◆ Aim of the exercise
Reproduce each record exactly, leaving out no line.

◆ Data provided
== Segment start ==

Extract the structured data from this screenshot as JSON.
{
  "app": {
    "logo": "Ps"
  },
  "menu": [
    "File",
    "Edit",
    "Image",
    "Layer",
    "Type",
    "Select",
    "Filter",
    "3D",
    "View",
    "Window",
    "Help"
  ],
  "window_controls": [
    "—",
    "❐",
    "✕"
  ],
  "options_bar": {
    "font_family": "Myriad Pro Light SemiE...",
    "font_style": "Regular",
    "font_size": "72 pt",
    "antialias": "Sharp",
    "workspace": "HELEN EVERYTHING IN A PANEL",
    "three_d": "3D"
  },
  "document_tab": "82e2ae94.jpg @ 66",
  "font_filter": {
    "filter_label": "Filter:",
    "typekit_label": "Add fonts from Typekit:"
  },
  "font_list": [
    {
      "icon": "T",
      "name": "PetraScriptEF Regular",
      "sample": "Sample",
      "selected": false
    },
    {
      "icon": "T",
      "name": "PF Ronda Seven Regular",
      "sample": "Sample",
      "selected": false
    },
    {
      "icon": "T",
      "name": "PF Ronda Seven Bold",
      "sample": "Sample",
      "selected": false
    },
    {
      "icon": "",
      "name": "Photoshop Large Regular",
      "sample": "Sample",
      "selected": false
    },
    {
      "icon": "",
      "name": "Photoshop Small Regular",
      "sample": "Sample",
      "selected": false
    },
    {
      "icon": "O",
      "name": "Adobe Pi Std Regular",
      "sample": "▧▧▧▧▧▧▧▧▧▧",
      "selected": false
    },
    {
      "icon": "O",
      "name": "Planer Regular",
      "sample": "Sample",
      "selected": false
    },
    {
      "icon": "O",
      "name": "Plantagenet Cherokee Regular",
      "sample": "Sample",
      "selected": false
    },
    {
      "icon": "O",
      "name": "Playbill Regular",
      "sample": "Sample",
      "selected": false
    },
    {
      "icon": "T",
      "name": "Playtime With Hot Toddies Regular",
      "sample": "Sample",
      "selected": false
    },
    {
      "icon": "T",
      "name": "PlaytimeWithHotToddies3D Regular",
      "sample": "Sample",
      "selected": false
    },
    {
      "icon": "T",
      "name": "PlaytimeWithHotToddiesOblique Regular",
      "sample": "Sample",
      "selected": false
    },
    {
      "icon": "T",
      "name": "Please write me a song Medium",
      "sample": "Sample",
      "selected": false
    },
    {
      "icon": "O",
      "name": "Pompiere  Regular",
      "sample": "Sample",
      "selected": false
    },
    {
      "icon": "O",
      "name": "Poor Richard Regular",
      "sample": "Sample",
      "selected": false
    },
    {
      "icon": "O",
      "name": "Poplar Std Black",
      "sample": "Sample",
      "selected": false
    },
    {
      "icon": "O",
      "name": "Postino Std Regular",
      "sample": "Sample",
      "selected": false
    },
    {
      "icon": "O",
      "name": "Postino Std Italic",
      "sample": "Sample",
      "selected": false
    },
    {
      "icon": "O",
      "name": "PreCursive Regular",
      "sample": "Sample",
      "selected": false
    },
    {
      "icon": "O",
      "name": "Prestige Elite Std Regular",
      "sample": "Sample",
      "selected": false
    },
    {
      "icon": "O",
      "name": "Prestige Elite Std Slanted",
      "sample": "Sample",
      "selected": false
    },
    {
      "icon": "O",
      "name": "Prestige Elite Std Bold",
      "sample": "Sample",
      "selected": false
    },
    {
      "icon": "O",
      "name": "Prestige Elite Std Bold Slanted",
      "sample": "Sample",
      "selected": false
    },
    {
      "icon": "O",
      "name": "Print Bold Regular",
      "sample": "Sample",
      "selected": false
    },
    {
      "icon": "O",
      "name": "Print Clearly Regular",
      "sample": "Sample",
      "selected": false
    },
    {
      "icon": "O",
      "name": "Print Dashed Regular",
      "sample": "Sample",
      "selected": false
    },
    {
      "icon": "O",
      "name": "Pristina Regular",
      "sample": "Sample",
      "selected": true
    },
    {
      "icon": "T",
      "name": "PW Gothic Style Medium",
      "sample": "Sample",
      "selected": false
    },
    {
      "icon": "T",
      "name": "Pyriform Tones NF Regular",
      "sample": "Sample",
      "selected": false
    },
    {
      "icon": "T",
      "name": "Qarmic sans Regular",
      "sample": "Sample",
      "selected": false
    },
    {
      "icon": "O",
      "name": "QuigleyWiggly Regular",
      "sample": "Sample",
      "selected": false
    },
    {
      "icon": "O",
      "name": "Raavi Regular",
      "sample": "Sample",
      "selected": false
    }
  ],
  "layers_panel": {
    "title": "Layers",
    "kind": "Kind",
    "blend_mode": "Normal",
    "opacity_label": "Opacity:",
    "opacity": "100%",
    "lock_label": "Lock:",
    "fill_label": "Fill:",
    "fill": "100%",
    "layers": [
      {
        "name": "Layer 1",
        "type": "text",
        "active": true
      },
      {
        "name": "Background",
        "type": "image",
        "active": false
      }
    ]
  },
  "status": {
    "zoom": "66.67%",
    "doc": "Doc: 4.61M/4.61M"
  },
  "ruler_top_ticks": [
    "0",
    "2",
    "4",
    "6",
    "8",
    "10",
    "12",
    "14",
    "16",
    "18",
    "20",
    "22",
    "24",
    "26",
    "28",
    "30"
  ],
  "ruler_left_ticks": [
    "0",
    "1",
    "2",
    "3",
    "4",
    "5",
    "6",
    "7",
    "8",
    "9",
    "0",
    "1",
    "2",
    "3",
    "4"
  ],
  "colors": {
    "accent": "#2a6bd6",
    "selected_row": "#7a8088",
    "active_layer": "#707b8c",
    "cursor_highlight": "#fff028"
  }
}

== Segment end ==

◆ Exercise solution
Extract the structured data from this screenshot as JSON.
{
  "app": {
    "logo": "Ps"
  },
  "menu": [
    "File",
    "Edit",
    "Image",
    "Layer",
    "Type",
    "Select",
    "Filter",
    "3D",
    "View",
    "Window",
    "Help"
  ],
  "window_controls": [
    "—",
    "❐",
    "✕"
  ],
  "options_bar": {
    "font_family": "Myriad Pro Light SemiE...",
    "font_style": "Regular",
    "font_size": "72 pt",
    "antialias": "Sharp",
    "workspace": "HELEN EVERYTHING IN A PANEL",
    "three_d": "3D"
  },
  "document_tab": "82e2ae94.jpg @ 66",
  "font_filter": {
    "filter_label": "Filter:",
    "typekit_label": "Add fonts from Typekit:"
  },
  "font_list": [
    {
      "icon": "T",
      "name": "PetraScriptEF Regular",
      "sample": "Sample",
      "selected": false
    },
    {
      "icon": "T",
      "name": "PF Ronda Seven Regular",
      "sample": "Sample",
      "selected": false
    },
    {
      "icon": "T",
      "name": "PF Ronda Seven Bold",
      "sample": "Sample",
      "selected": false
    },
    {
      "icon": "",
      "name": "Photoshop Large Regular",
      "sample": "Sample",
      "selected": false
    },
    {
      "icon": "",
      "name": "Photoshop Small Regular",
      "sample": "Sample",
      "selected": false
    },
    {
      "icon": "O",
      "name": "Adobe Pi Std Regular",
      "sample": "▧▧▧▧▧▧▧▧▧▧",
      "selected": false
    },
    {
      "icon": "O",
      "name": "Planer Regular",
      "sample": "Sample",
      "selected": false
    },
    {
      "icon": "O",
      "name": "Plantagenet Cherokee Regular",
      "sample": "Sample",
      "selected": false
    },
    {
      "icon": "O",
      "name": "Playbill Regular",
      "sample": "Sample",
      "selected": false
    },
    {
      "icon": "T",
      "name": "Playtime With Hot Toddies Regular",
      "sample": "Sample",
      "selected": false
    },
    {
      "icon": "T",
      "name": "PlaytimeWithHotToddies3D Regular",
      "sample": "Sample",
      "selected": false
    },
    {
      "icon": "T",
      "name": "PlaytimeWithHotToddiesOblique Regular",
      "sample": "Sample",
      "selected": false
    },
    {
      "icon": "T",
      "name": "Please write me a song Medium",
      "sample": "Sample",
      "selected": false
    },
    {
      "icon": "O",
      "name": "Pompiere  Regular",
      "sample": "Sample",
      "selected": false
    },
    {
      "icon": "O",
      "name": "Poor Richard Regular",
      "sample": "Sample",
      "selected": false
    },
    {
      "icon": "O",
      "name": "Poplar Std Black",
      "sample": "Sample",
      "selected": false
    },
    {
      "icon": "O",
      "name": "Postino Std Regular",
      "sample": "Sample",
      "selected": false
    },
    {
      "icon": "O",
      "name": "Postino Std Italic",
      "sample": "Sample",
      "selected": false
    },
    {
      "icon": "O",
      "name": "PreCursive Regular",
      "sample": "Sample",
      "selected": false
    },
    {
      "icon": "O",
      "name": "Prestige Elite Std Regular",
      "sample": "Sample",
      "selected": false
    },
    {
      "icon": "O",
      "name": "Prestige Elite Std Slanted",
      "sample": "Sample",
      "selected": false
    },
    {
      "icon": "O",
      "name": "Prestige Elite Std Bold",
      "sample": "Sample",
      "selected": false
    },
    {
      "icon": "O",
      "name": "Prestige Elite Std Bold Slanted",
      "sample": "Sample",
      "selected": false
    },
    {
      "icon": "O",
      "name": "Print Bold Regular",
      "sample": "Sample",
      "selected": false
    },
    {
      "icon": "O",
      "name": "Print Clearly Regular",
      "sample": "Sample",
      "selected": false
    },
    {
      "icon": "O",
      "name": "Print Dashed Regular",
      "sample": "Sample",
      "selected": false
    },
    {
      "icon": "O",
      "name": "Pristina Regular",
      "sample": "Sample",
      "selected": true
    },
    {
      "icon": "T",
      "name": "PW Gothic Style Medium",
      "sample": "Sample",
      "selected": false
    },
    {
      "icon": "T",
      "name": "Pyriform Tones NF Regular",
      "sample": "Sample",
      "selected": false
    },
    {
      "icon": "T",
      "name": "Qarmic sans Regular",
      "sample": "Sample",
      "selected": false
    },
    {
      "icon": "O",
      "name": "QuigleyWiggly Regular",
      "sample": "Sample",
      "selected": false
    },
    {
      "icon": "O",
      "name": "Raavi Regular",
      "sample": "Sample",
      "selected": false
    }
  ],
  "layers_panel": {
    "title": "Layers",
    "kind": "Kind",
    "blend_mode": "Normal",
    "opacity_label": "Opacity:",
    "opacity": "100%",
    "lock_label": "Lock:",
    "fill_label": "Fill:",
    "fill": "100%",
    "layers": [
      {
        "name": "Layer 1",
        "type": "text",
        "active": true
      },
      {
        "name": "Background",
        "type": "image",
        "active": false
      }
    ]
  },
  "status": {
    "zoom": "66.67%",
    "doc": "Doc: 4.61M/4.61M"
  },
  "ruler_top_ticks": [
    "0",
    "2",
    "4",
    "6",
    "8",
    "10",
    "12",
    "14",
    "16",
    "18",
    "20",
    "22",
    "24",
    "26",
    "28",
    "30"
  ],
  "ruler_left_ticks": [
    "0",
    "1",
    "2",
    "3",
    "4",
    "5",
    "6",
    "7",
    "8",
    "9",
    "0",
    "1",
    "2",
    "3",
    "4"
  ],
  "colors": {
    "accent": "#2a6bd6",
    "selected_row": "#7a8088",
    "active_layer": "#707b8c",
    "cursor_highlight": "#fff028"
  }
}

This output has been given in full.